— Exercise —
What lines of the data below include the word "readers"? Report them by copying each.

— Material to process —
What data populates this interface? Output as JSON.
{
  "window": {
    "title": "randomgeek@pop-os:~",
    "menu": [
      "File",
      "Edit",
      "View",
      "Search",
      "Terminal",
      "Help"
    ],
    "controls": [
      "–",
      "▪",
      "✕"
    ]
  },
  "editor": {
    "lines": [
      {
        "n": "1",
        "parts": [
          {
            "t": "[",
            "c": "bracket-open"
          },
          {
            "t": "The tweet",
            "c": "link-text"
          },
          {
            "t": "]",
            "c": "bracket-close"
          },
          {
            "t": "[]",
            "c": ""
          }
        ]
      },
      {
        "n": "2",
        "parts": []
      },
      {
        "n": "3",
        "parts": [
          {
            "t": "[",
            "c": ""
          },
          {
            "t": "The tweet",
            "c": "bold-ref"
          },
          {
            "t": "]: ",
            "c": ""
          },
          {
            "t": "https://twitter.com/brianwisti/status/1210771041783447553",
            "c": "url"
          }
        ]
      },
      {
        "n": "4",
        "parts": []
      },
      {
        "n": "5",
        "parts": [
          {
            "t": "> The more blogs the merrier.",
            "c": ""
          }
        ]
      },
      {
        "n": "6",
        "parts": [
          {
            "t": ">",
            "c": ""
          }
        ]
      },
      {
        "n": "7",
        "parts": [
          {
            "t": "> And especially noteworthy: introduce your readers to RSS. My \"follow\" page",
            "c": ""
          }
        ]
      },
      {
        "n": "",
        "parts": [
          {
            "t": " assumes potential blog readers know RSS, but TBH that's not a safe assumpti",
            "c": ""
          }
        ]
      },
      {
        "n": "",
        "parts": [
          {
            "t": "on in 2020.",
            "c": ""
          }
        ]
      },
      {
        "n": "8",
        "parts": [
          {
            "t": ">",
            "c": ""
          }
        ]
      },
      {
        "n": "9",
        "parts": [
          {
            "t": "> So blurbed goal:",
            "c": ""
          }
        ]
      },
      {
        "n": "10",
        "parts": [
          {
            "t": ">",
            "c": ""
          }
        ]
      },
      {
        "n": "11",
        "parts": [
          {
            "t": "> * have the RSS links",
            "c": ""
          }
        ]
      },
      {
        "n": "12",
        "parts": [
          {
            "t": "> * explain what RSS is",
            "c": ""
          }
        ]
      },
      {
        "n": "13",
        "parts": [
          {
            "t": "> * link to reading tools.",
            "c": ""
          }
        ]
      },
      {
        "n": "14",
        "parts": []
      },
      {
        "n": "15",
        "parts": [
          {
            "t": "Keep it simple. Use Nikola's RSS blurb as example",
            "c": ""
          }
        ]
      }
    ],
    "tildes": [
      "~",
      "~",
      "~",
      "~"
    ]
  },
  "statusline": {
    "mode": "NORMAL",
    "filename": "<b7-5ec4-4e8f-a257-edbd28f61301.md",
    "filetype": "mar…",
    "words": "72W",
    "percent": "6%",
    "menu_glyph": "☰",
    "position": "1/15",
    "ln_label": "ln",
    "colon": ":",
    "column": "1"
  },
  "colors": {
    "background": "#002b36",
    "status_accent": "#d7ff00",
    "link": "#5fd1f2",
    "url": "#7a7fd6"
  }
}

— Result of this exercise —
            "t": "> And especially noteworthy: introduce your readers to RSS. My \"follow\" page",
            "t": " assumes potential blog readers know RSS, but TBH that's not a safe assumpti",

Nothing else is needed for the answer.